(SOURCE DATA Opens)

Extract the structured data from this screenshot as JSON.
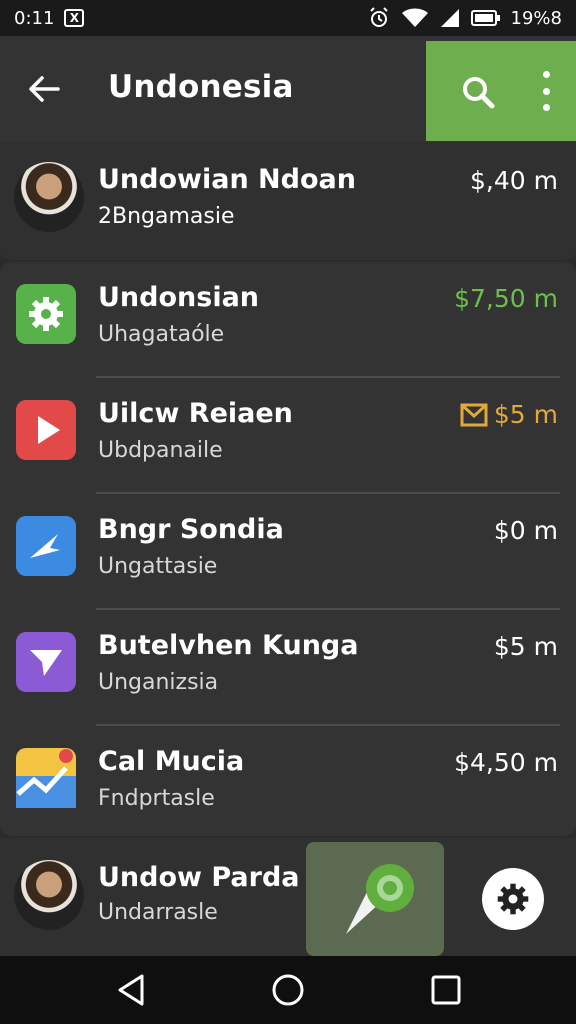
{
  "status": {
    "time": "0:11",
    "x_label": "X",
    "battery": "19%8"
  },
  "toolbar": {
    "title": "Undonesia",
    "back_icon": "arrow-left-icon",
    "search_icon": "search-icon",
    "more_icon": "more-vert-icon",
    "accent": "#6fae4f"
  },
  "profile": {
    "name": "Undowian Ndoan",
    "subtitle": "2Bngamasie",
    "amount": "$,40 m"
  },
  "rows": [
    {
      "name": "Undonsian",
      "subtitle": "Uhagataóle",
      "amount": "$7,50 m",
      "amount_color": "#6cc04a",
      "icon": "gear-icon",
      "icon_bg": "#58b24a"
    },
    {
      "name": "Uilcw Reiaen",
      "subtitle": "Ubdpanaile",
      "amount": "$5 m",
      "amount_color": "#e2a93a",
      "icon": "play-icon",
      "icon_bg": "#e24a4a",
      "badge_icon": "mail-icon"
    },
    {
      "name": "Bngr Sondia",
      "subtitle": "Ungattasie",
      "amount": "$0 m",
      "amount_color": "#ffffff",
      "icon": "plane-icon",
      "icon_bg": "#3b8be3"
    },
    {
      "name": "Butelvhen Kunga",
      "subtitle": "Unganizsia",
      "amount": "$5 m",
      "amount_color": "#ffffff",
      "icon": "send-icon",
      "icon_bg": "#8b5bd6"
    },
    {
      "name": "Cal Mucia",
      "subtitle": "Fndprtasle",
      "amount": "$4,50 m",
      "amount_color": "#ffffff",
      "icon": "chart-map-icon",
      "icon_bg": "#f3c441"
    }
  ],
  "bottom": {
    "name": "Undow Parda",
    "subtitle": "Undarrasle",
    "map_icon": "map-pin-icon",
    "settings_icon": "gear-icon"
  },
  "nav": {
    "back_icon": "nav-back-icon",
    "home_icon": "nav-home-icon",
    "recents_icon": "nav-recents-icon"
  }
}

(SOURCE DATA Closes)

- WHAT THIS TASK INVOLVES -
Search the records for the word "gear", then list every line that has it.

- TASK RESPONSE -
      "icon": "gear-icon",
    "settings_icon": "gear-icon"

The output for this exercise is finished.